Critical illness and injury is a silent epidemic that affects more than 5.7 million Americans every year. It has an enormous societal and economic toll, yet is not well understood. The Michigan Center for Integrative Research in Critical Care (MCIRCC) was started just four years ago with the goal of transforming critical care medicine to improve patient care and outcomes.
Led by Kevin Ward, M.D., MCIRCC’s mission is to accelerate science from bench to bedside. Dr. Ward notes, “The integration strategies and resources we have launched are producing collaborations and creativity on a scale that I don’t think has ever been witnessed or achieved in the field of critical illness and injury. We are truly developing and realizing solutions that for decades simply seemed out of reach.”
The Catalyst Framework
MCIRCC uses a unique Catalyst Framework, an innovative business model which unifies scientists, clinicians, engineers, industry partners, and diverse funding streams. The Catalyst provides end-to-end management of the research pipeline, utilizing multidisciplinary team science, big data analytics, specialized funding sources, and tailored commercialization plans to push research beyond the idea stage:

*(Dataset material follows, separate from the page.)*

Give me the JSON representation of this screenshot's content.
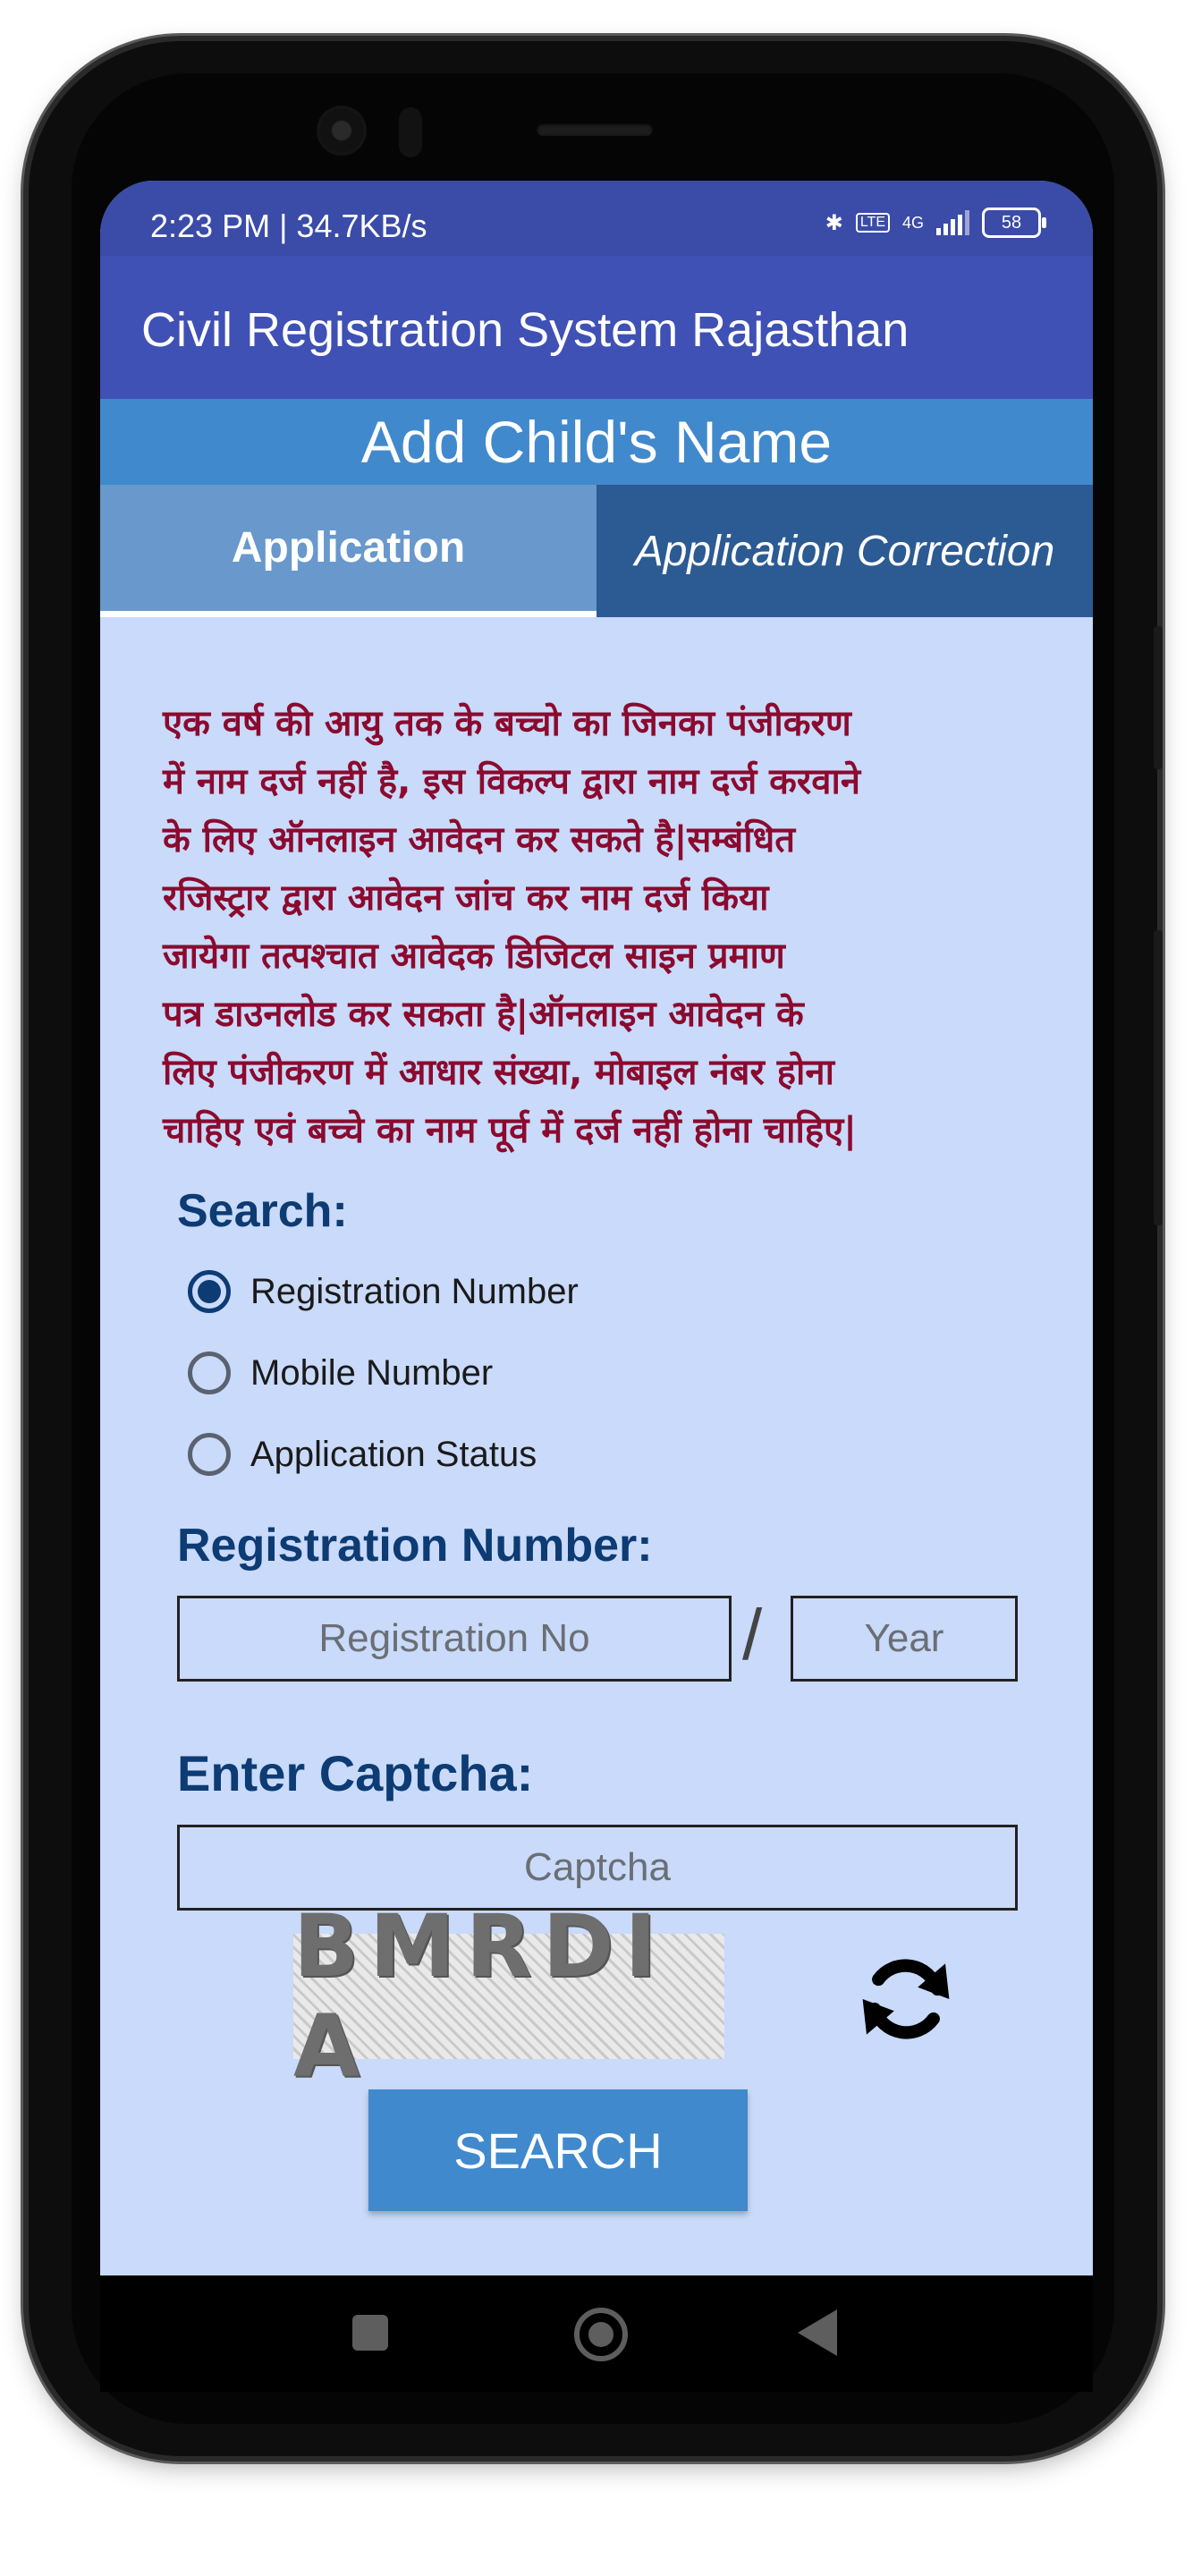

- Proposal Development Unit: Intensive proposal development support for multidisciplinary teams, including proposal integration, production, and submission.
- Commercialization Coaching: Tailored entrepreneurial services, such as project management and startup creation, that accelerate innovative solutions to the bedside.
- Clinical Research Unit: Streamlines the process for investigators by assisting with the development and execution of clinical pilot studies, and with IRB protocol support, patient engagement, and data collection.
- Large Animal ICU Facility: One-of-a-kind lab that provides viable, demonstrable models to accurately simulate complex human disease and treatment options in the pre-clinical stages of critical care.
- Data Science Team: Responsible for developing an advanced analytics platform that captures high-fidelity physiological waveform data from critical care patient beds, which can be utilized for research and clinical needs.
- Funding Opportunities: Access to funding through MCIRCC’s Grand Challenge, which targets big problems in critical care and rewards bold solutions.
Fostering Multidisciplinary Team Science
Over the past 30 years, there have been limited developments in the way that critically ill and injured patients are cared for. To challenge conventional thinking and generate new ideas, MCIRCC has broken down research silos by bringing together investigators from disciplines across the University of Michigan. At the forefront of this endeavor are MCIRCC’s Associate Directors, who represent several major pillars of critical care:
- Pulmonary and Critical Care Medicine (Robert Dickson, M.D.)
- Biomedical Engineering (Xudong Fan, Ph.D.)
- Pediatrics and Communicable Diseases (Rodney Daniels, M.D.)
- Mechanical Engineering (Jianping Fu, Ph.D.)
- Computational Medicine and Bioinformatics (Kayvan Najarian, Ph.D.)
- Pharmacy (Kathleen Stringer, PharmD)
- Anesthesiology (Michael Maile, M.D.)
- Acute Care Surgery (Kathleen To, M.D.)
With their leadership, MCIRCC has fostered collaborations between researchers across 32 departments (from 7 U-M Schools and Colleges) and paired them with key stakeholders for maximum impact.
The Grand Challenge
Each year MCIRCC hosts its Grand Challenge competition, which funds high-impact, milestone-driven research that addresses a major critical care problem. The Grand Challenge has thus far focused on developing innovative solutions for sepsis and traumatic brain injury, but will broaden its scope in the coming years to cover additional critical care issues, such as cardiac arrest and pediatric critical care.
A generous gift from the Joyce and Don Massey Family Foundation provided support for MCIRCC’s 2017 event, the second Massey TBI Grand Challenge, which addressed the golden hours of care after severe traumatic brain injury (TBI). TBI affects more than 1.7 million Americans each year, and poses a significant challenge in the armed forces where it is considered a “signature injury.” MCIRCC has partnered with the Department of Defense’s Combat Casualty Care Research Program to help accelerate the movement of translation research outputs into both battlefield and civilian settings.
Following a rigorous application and review process, seven teams received funding totaling $680,000 to develop innovative diagnostic, device, therapeutic, and health IT solutions.
From left to right:
- Rodney Daniels, M.D., Pediatrics and Communicable Diseases
- Robert Dickson, M.D., Pulmonary and Critical Care Medicine
- Kathleen Stringer, PharmD, Pharmacy
- Kayvan Najarian, Ph.D., Computational Medicine and Bioinformatics
- Kathleen To, M.D., Acute Care Surgery
- Michael Maile, M.D., Anesthesiology
- Xudong (Sherman) Fan, Ph.D., Biomedical Engineering
- Jianping Fu, Ph.D., Mechanical Engineering and Biomedical Engineering